→ Problem to solve
Whenever a line in the records below holds the string "title", copy it out.

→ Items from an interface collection
::::::
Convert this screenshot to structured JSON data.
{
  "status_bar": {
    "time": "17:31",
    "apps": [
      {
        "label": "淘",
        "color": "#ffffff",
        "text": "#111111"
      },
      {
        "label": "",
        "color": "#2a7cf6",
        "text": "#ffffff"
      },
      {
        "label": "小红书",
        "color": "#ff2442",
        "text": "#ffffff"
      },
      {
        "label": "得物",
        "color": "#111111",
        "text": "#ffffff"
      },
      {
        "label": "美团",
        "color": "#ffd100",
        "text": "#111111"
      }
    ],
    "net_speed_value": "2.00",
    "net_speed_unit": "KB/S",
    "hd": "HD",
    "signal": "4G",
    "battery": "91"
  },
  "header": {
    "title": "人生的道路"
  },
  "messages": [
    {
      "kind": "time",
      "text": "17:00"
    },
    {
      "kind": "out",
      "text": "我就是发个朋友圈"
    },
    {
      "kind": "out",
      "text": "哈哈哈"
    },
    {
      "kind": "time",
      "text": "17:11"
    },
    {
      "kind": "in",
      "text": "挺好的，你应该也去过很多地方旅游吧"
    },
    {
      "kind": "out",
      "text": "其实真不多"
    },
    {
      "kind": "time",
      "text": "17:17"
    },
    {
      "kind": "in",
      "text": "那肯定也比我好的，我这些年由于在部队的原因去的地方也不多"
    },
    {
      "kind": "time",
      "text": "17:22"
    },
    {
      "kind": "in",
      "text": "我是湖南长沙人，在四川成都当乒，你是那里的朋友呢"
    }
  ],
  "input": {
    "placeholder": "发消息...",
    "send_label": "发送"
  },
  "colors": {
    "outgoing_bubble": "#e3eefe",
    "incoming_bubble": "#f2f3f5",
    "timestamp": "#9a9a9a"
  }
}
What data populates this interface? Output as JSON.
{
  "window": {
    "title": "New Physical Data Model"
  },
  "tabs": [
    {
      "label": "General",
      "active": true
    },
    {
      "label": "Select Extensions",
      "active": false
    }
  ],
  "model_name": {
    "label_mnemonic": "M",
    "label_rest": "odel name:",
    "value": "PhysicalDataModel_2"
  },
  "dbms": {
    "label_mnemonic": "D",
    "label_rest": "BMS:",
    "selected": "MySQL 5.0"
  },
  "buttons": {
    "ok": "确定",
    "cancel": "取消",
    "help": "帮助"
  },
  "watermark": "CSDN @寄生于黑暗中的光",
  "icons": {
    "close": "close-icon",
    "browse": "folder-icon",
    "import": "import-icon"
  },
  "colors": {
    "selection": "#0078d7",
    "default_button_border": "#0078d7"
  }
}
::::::
→ Response
    "title": "人生的道路"
    "title": "New Physical Data Model"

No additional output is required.